Furious, she started looking in the woods and eventually saw a large groundhog heading for our house. She quickly enlisted my help. I sprung into action and decided that I would buy a Havahart trap to capture and relocate the pesky little critters.

For the next week I faithfully baited the trap with peanut butter, catching two large groundhogs and successfully relocating them five miles from where we live.

For safe measure, the next week I baited the trap and left for work. Driving up our drive that evening, I looked over and to my surprise, there was black and white fur in my trap. I had trapped a skunk.

My first thought was to get the gun. Then I thought, bad idea. Instead, I called the police department.

I got the name of a retired police officer who went on to a profession of removing unwanted local wildlife, so I gave him a call.

When he was finished laughing, he asked if I wanted him to come out the next morning and remove the skunk or walk me through the process of releasing the skunk without getting sprayed. I chose the former, thinking there was no way I could complete this seemingly daunting task.

Early the next morning, there was Bruce sitting in my drive in his big red pickup truck with the logo “Wildlife Removal Service” proudly embossed on the door. I greeted Bruce and he grabbed his binoculars, declaring that the skunk was a female.

He told me he could do two different things. First, he could put the trap in his truck and haul the skunk away as I did the groundhogs.

The other option was to let the thing go free back into our woods. He thought that was the best solution because he was sure she had babies somewhere nearby. How Bruce knew she was a mother with little ones I do not know, but having a soft spot, I went along with it.

Bruce quickly went to work, taking a large, light blue blanket out of his truck. I watched as he very slowly walked toward the trap and gently covered it with the blanket. He waited awhile and then slowly and carefully picked up the trap and started walking toward the woods.

When he reached the edge of the woods, he stopped. At last, he very carefully approached the trap, gently rolled back the blanket and opened the cage door. Out stepped the skunk, who then proudly marched back into our woods.

These days, while walking the dog at night, I occasionally will see a large, predominantly white skunk, and I am sure it is the very same one who caused me such anguish.
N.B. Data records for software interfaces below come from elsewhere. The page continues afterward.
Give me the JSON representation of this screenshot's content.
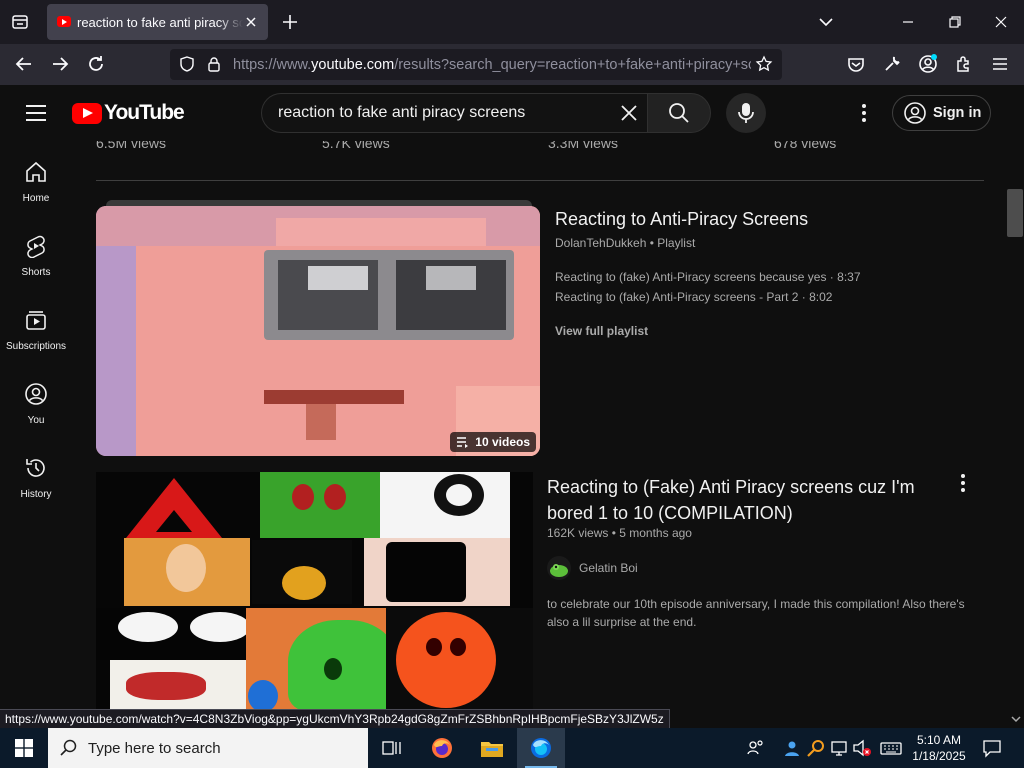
{
  "browser": {
    "tab_title": "reaction to fake anti piracy screens - YouTube",
    "url_prefix": "https://www.",
    "url_domain": "youtube.com",
    "url_rest": "/results?search_query=reaction+to+fake+anti+piracy+screens",
    "status_url": "https://www.youtube.com/watch?v=4C8N3ZbViog&pp=ygUkcmVhY3Rpb24gdG8gZmFrZSBhbnRpIHBpcmFjeSBzY3JlZW5z"
  },
  "header": {
    "logo_text": "YouTube",
    "search_query": "reaction to fake anti piracy screens",
    "sign_in_label": "Sign in"
  },
  "guide": {
    "items": [
      {
        "label": "Home",
        "icon": "home-icon"
      },
      {
        "label": "Shorts",
        "icon": "shorts-icon"
      },
      {
        "label": "Subscriptions",
        "icon": "subscriptions-icon"
      },
      {
        "label": "You",
        "icon": "you-icon"
      },
      {
        "label": "History",
        "icon": "history-icon"
      }
    ]
  },
  "above_row": {
    "views": [
      "6.5M views",
      "5.7K views",
      "3.3M views",
      "678 views"
    ]
  },
  "playlist": {
    "title": "Reacting to Anti-Piracy Screens",
    "channel": "DolanTehDukkeh",
    "type": "Playlist",
    "video_count": "10 videos",
    "videos": [
      {
        "title": "Reacting to (fake) Anti-Piracy screens because yes",
        "duration": "8:37"
      },
      {
        "title": "Reacting to (fake) Anti-Piracy screens - Part 2",
        "duration": "8:02"
      }
    ],
    "view_all_label": "View full playlist"
  },
  "video": {
    "title": "Reacting to (Fake) Anti Piracy screens cuz I'm bored 1 to 10 (COMPILATION)",
    "views": "162K views",
    "age": "5 months ago",
    "channel": "Gelatin Boi",
    "description": "to celebrate our 10th episode anniversary, I made this compilation! Also there's also a lil surprise at the end."
  },
  "taskbar": {
    "search_placeholder": "Type here to search",
    "time": "5:10 AM",
    "date": "1/18/2025"
  },
  "colors": {
    "yt_red": "#ff0000",
    "background": "#0f0f0f",
    "text_primary": "#f1f1f1",
    "text_secondary": "#aaaaaa"
  }
}
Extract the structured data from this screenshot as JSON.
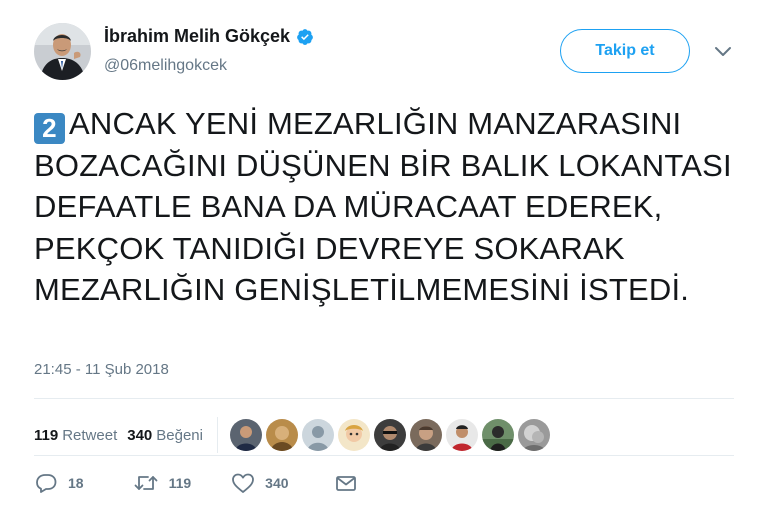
{
  "user": {
    "display_name": "İbrahim Melih Gökçek",
    "handle": "@06melihgokcek",
    "verified": true
  },
  "follow_button": {
    "label": "Takip et"
  },
  "tweet": {
    "keycap": "2",
    "text": "ANCAK YENİ MEZARLIĞIN MANZARASINI BOZACAĞINI DÜŞÜNEN BİR BALIK LOKANTASI DEFAATLE BANA DA MÜRACAAT EDEREK, PEKÇOK TANIDIĞI DEVREYE SOKARAK MEZARLIĞIN GENİŞLETİLMEMESİNİ İSTEDİ.",
    "timestamp": "21:45 - 11 Şub 2018"
  },
  "stats": {
    "retweets_count": "119",
    "retweets_label": "Retweet",
    "likes_count": "340",
    "likes_label": "Beğeni"
  },
  "actions": {
    "reply_count": "18",
    "retweet_count": "119",
    "like_count": "340"
  },
  "colors": {
    "accent": "#1da1f2",
    "muted": "#657786",
    "divider": "#e6ecf0",
    "keycap": "#3b88c3"
  },
  "icons": [
    "verified-badge-icon",
    "chevron-down-icon",
    "reply-icon",
    "retweet-icon",
    "like-icon",
    "direct-message-icon"
  ]
}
Welcome to the Maine woods, the way life should be.

Charles Thompson is a professor of art at the University of New England when he’s not managing wildlife.

– Special to the Telegram